"Their stupidity is about to cost them $billions in lost production and profit," the Offshore Alliance said in a Facebook post quoted by Reuters.
Yesterday, 99% of workers in the unions working at Chevron’s two LNG projects offshore Australia voted in favor of authorizing industrial action. That could take the form of a partial strike, with workers refusing to do certain tasks, such as loading tankers, or an all-out strike.
Earlier this week, Woodside, which operates Australia’s largest LNG production facility, managed to strike an agreement with trade unions on working conditions and remuneration. Now the workers need to ratify this to make it final.
Chevron, however, seems to be having trouble repeating that success, with the risk of a strike hanging over its head.
Earlier this month, natural gas prices in Europe and Asia spiked when the news of the potential strikes broke. They have since retreated but if actual strikes begin, they would affect a tenth of the world’s supply of liquefied natural gas and another spike could follow.

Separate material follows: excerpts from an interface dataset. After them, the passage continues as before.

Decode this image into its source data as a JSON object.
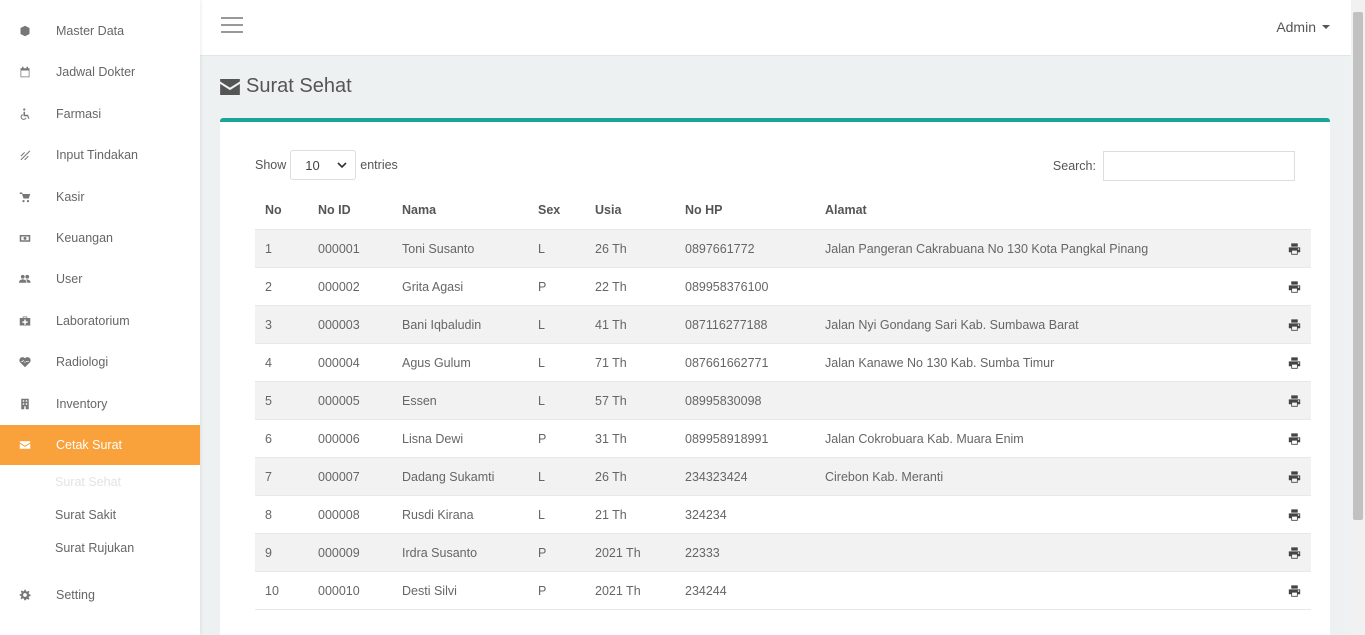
{
  "sidebar": {
    "items": [
      {
        "label": "Master Data",
        "icon": "cube-icon"
      },
      {
        "label": "Jadwal Dokter",
        "icon": "calendar-icon"
      },
      {
        "label": "Farmasi",
        "icon": "wheelchair-icon"
      },
      {
        "label": "Input Tindakan",
        "icon": "signal-icon"
      },
      {
        "label": "Kasir",
        "icon": "cart-icon"
      },
      {
        "label": "Keuangan",
        "icon": "money-icon"
      },
      {
        "label": "User",
        "icon": "users-icon"
      },
      {
        "label": "Laboratorium",
        "icon": "medkit-icon"
      },
      {
        "label": "Radiologi",
        "icon": "heartbeat-icon"
      },
      {
        "label": "Inventory",
        "icon": "building-icon"
      },
      {
        "label": "Cetak Surat",
        "icon": "envelope-icon"
      },
      {
        "label": "Setting",
        "icon": "gear-icon"
      }
    ],
    "subitems": [
      {
        "label": "Surat Sehat"
      },
      {
        "label": "Surat Sakit"
      },
      {
        "label": "Surat Rujukan"
      }
    ]
  },
  "topbar": {
    "user": "Admin"
  },
  "page": {
    "title": "Surat Sehat"
  },
  "table_controls": {
    "show_label": "Show",
    "entries_value": "10",
    "entries_label": "entries",
    "search_label": "Search:",
    "search_value": ""
  },
  "table": {
    "headers": {
      "no": "No",
      "id": "No ID",
      "nama": "Nama",
      "sex": "Sex",
      "usia": "Usia",
      "hp": "No HP",
      "alamat": "Alamat"
    },
    "rows": [
      {
        "no": "1",
        "id": "000001",
        "nama": "Toni Susanto",
        "sex": "L",
        "usia": "26 Th",
        "hp": "0897661772",
        "alamat": "Jalan Pangeran Cakrabuana No 130 Kota Pangkal Pinang"
      },
      {
        "no": "2",
        "id": "000002",
        "nama": "Grita Agasi",
        "sex": "P",
        "usia": "22 Th",
        "hp": "089958376100",
        "alamat": ""
      },
      {
        "no": "3",
        "id": "000003",
        "nama": "Bani Iqbaludin",
        "sex": "L",
        "usia": "41 Th",
        "hp": "087116277188",
        "alamat": "Jalan Nyi Gondang Sari Kab. Sumbawa Barat"
      },
      {
        "no": "4",
        "id": "000004",
        "nama": "Agus Gulum",
        "sex": "L",
        "usia": "71 Th",
        "hp": "087661662771",
        "alamat": "Jalan Kanawe No 130 Kab. Sumba Timur"
      },
      {
        "no": "5",
        "id": "000005",
        "nama": "Essen",
        "sex": "L",
        "usia": "57 Th",
        "hp": "08995830098",
        "alamat": ""
      },
      {
        "no": "6",
        "id": "000006",
        "nama": "Lisna Dewi",
        "sex": "P",
        "usia": "31 Th",
        "hp": "089958918991",
        "alamat": "Jalan Cokrobuara Kab. Muara Enim"
      },
      {
        "no": "7",
        "id": "000007",
        "nama": "Dadang Sukamti",
        "sex": "L",
        "usia": "26 Th",
        "hp": "234323424",
        "alamat": "Cirebon Kab. Meranti"
      },
      {
        "no": "8",
        "id": "000008",
        "nama": "Rusdi Kirana",
        "sex": "L",
        "usia": "21 Th",
        "hp": "324234",
        "alamat": ""
      },
      {
        "no": "9",
        "id": "000009",
        "nama": "Irdra Susanto",
        "sex": "P",
        "usia": "2021 Th",
        "hp": "22333",
        "alamat": ""
      },
      {
        "no": "10",
        "id": "000010",
        "nama": "Desti Silvi",
        "sex": "P",
        "usia": "2021 Th",
        "hp": "234244",
        "alamat": ""
      }
    ]
  },
  "colors": {
    "accent_orange": "#f9a13a",
    "accent_teal": "#1aa596"
  }
}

The news that Chevron is failing in its negotiations with workers could also see prices higher for a while until there is a positive development.

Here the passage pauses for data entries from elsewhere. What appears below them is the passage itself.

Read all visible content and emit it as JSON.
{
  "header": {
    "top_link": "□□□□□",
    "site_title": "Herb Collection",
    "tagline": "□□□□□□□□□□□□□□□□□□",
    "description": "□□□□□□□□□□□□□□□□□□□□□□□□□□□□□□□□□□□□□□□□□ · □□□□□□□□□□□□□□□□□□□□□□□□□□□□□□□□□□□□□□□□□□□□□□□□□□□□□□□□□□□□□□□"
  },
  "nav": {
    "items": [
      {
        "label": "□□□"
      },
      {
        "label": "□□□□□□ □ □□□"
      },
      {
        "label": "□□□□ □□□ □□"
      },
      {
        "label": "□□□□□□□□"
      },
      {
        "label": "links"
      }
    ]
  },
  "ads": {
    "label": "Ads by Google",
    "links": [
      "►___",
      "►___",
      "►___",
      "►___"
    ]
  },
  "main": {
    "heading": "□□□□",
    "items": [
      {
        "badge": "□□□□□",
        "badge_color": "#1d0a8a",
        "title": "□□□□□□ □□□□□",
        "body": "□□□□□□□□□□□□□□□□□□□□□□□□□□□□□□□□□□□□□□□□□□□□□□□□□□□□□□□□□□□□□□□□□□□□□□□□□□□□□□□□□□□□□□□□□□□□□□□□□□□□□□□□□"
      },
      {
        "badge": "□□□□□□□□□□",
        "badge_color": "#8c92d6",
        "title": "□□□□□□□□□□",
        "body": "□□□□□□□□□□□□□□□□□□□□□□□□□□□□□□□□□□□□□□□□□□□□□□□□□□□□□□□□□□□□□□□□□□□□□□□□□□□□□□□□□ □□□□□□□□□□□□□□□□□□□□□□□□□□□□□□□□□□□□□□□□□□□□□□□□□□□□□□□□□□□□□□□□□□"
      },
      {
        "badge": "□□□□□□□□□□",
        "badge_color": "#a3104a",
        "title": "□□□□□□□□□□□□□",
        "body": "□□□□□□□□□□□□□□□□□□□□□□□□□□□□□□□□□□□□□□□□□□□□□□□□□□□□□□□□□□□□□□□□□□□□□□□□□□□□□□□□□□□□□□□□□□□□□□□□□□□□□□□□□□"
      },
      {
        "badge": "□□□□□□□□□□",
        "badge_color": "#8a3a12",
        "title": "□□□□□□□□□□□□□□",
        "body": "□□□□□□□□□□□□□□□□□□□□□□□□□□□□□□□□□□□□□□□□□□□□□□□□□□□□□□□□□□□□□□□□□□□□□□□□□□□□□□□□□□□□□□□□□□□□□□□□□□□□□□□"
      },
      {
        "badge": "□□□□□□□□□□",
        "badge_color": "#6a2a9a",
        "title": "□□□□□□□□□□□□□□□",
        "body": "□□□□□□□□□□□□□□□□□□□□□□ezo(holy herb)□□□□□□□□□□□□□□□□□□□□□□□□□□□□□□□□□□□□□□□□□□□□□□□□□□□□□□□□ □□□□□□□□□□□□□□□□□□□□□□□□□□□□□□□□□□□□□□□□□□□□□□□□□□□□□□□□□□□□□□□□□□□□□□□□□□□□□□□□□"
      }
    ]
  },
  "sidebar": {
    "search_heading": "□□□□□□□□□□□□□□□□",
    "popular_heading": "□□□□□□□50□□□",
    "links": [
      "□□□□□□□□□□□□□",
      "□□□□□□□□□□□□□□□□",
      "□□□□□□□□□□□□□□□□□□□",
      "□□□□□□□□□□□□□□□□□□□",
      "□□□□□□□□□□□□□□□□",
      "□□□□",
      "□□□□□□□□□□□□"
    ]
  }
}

Woodside’s North West Shelf is the largest LNG production project in Australia, with a capacity of 16.9 million tons annually, followed by Chevron’s Gorgon, which has a capacity of 15.6 million tons. Wheatstone, also operated by Chevron, can produce 8.9 million tons of LNG annually. Together, the three produce about 40 million tons of LNG per year.
By Irina Slav for Oilprice.com
Irina is a writer for Oilprice.com with over a decade of experience writing on the oil and gas industry.